August 27, 2014
DESIGNERS EDWARD LINACRE + VIKTOR LEGIN
A lot of great design comes out of Melbourne. A recent example is Copper - a collaboration between industrial designers Edward Linacre, pictured above left, and Viktor Legin. Both of them studied in their chosen profession and worked through the ranks of leading Melbourne design firms before teaming up to create Copper in 2013. Now they are focussed on creating and manufacturing a range of products, including an array of lights, in Australia. Recently they were awarded the Temple and Webster Emerging Designer Award.
Which five words best describe you? “Caring, excitable, chaotic, charismatic, positive.” - as described by Vik.
How did you get your career start and what path have you taken since? Brighton Bay Photography Art and Design put me on the right path, literally. I thought I was a grapho. Internship in Germany kicked me up the bum and into gear. Honours at Swinburne with inspirational tutors. Solid three years with CP Design (now Annex Products) was invaluable. Now co-run my own industrial design consultancy, Copper ID.
What’s the best lesson you’ve learnt along the way? Don't do anything half-arsed or else you'll pay. Go hard or go home. Welcome collaboration.
What’s your proudest career achievement? Runner up in Young Designer Award at Satellite, Salone de Mobile, Milan, 2013.
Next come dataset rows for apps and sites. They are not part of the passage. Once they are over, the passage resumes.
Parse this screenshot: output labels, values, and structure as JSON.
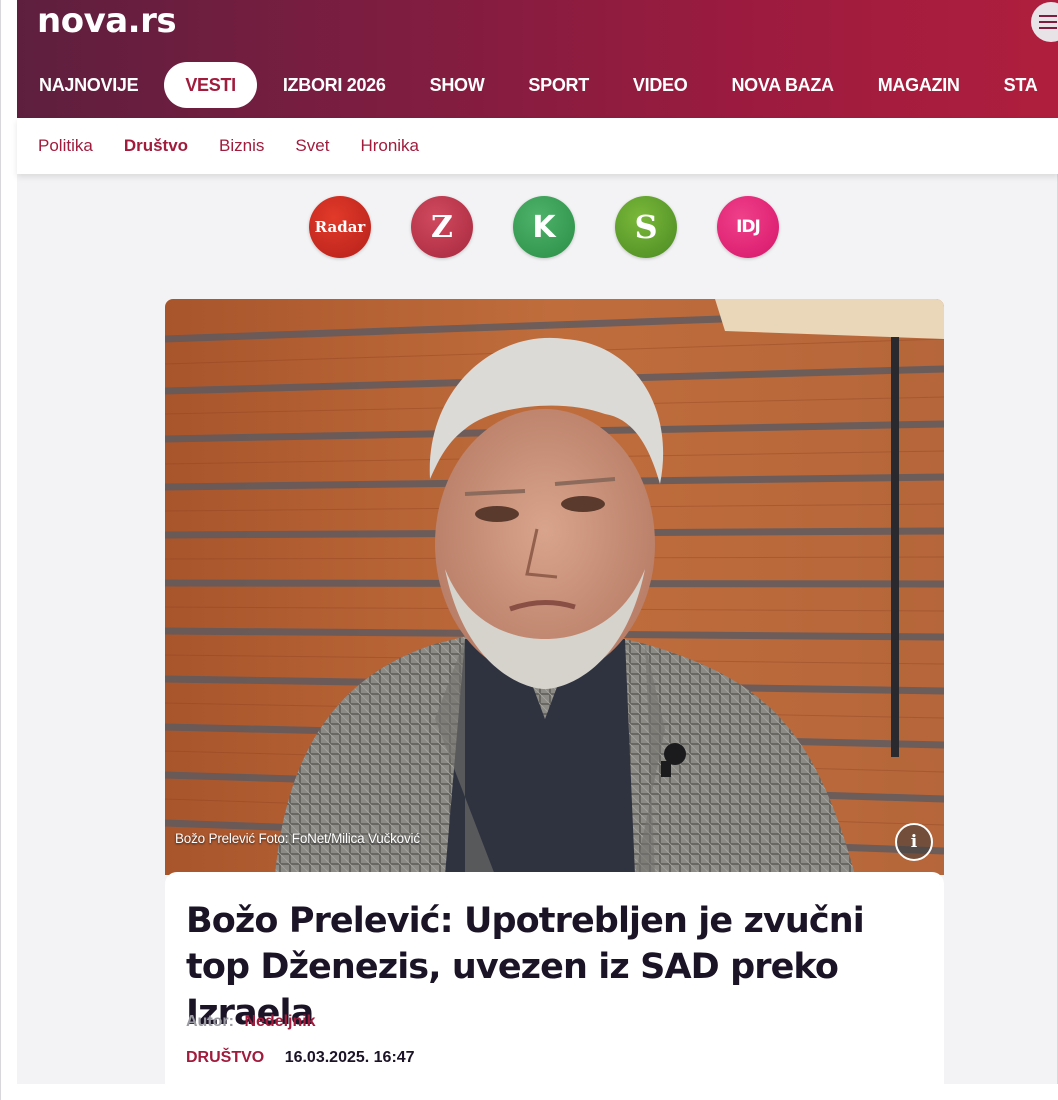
{
  "site": {
    "logo": "nova.rs"
  },
  "icons": {
    "menu": "hamburger-menu-icon",
    "info": "info-icon"
  },
  "colors": {
    "brand": "#a11b3c",
    "header_gradient_start": "#5e1f3e",
    "header_gradient_end": "#b01e3d",
    "title_text": "#1b1326"
  },
  "nav": {
    "items": [
      {
        "label": "NAJNOVIJE",
        "active": false
      },
      {
        "label": "VESTI",
        "active": true
      },
      {
        "label": "IZBORI 2026",
        "active": false
      },
      {
        "label": "SHOW",
        "active": false
      },
      {
        "label": "SPORT",
        "active": false
      },
      {
        "label": "VIDEO",
        "active": false
      },
      {
        "label": "NOVA BAZA",
        "active": false
      },
      {
        "label": "MAGAZIN",
        "active": false
      },
      {
        "label": "STA",
        "active": false
      }
    ]
  },
  "subnav": {
    "items": [
      {
        "label": "Politika",
        "active": false
      },
      {
        "label": "Društvo",
        "active": true
      },
      {
        "label": "Biznis",
        "active": false
      },
      {
        "label": "Svet",
        "active": false
      },
      {
        "label": "Hronika",
        "active": false
      }
    ]
  },
  "partners": [
    {
      "label": "Radar",
      "name": "radar"
    },
    {
      "label": "Z",
      "name": "zurnal"
    },
    {
      "label": "K",
      "name": "k"
    },
    {
      "label": "S",
      "name": "s"
    },
    {
      "label": "IDJ",
      "name": "idj"
    }
  ],
  "article": {
    "image_caption": "Božo Prelević Foto: FoNet/Milica Vučković",
    "info_label": "i",
    "title": "Božo Prelević: Upotrebljen je zvučni top Dženezis, uvezen iz SAD preko Izraela",
    "author_label": "Autor:",
    "author_name": "Nedeljnik",
    "category": "DRUŠTVO",
    "date": "16.03.2025. 16:47"
  }
}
What’s been your best decision? To start Copper with Viktor Legin.
Who inspires you? Viktor Legin. And Yves Béhar in the design industry. Janine Benyus, author of Biomimicry: Innovation inspired by nature, and many others. Get into it.
What are you passionate about? Biomimicry. Appropriate design. Experimental and traditional artforms. Creativity. Collaboration. Innovation.
Which person, living or dead, would you most like to meet? Janine Benyus. Buckminster Fuller. Bill Hicks.
What dream do you still want to fulfil? Help to create environmentally appropriate and cooperative systems of living based on the biological, closed loop systems of nature that have existed on Earth for billions of years, and, therefore, aid our ability to live and grow in harmony on this planet.
What are you reading? Undeniable - Christopher Keating.
Which five words best describe you? “Intense, perfectionist, freak, honest, passionate.” - as described by Ed.
How did you get your career start and what path have you taken since? It started in a Brighton Bay Art Design and Photography program after which I found my passion for industrial design. I then went to Swinburne and studied industrial design and graduated with honours in 2008. Whilst doing my honours I started working at MAP International along side Daniel Barbera [DI interview here] and Chris Connell and continued to work there for four years. In that period I also worked part time at Swinburne as a workshop technician and a lecturer. This allowed me to develop skills as a designer as well as a maker and learn what I needed in order to establish Copper Id.
What’s the best lesson you’ve learnt along the way? There is a solution for every problem if you put enough thought into it. Do it once and do it right and never present anything you are not happy with.
What’s your proudest career achievement? Winning Temple & Webster Emerging Designer Award was a highlight for me because it was the first award Ed and I won as a duo.
What’s been your best decision? To team up with Ed and start Copper.
Who inspires you? My main source of inspiration would have to be the people I work with: Edward Linacre, Chris Connell, Daniel Barbera, Adam Cornish. Nikola Tesla is also a huge inspiration to me.
What are you passionate about? I have a passion for minimalism in all aspects. I go by the less is more design principle. Minimal techno is what I listen to most. I live a minimal lifestyle where everything I own has a purpose and is used often. I think there is a real beauty in minimalism and simplicity.
Which person, living or dead, would you most like to meet? Nikola Tesla.
What dream do you still want to fulfill? I guess the dream is to grow Copper to the point where I can design more product and not have as many restraints. Would love to have a world wide distribution and collaborate with other designers and companies more. Would love to have some sort of positive impact on the planet and leave something beautiful behind.
What are you reading? The archaic revival by Terence McKenna.
images courtesy of copper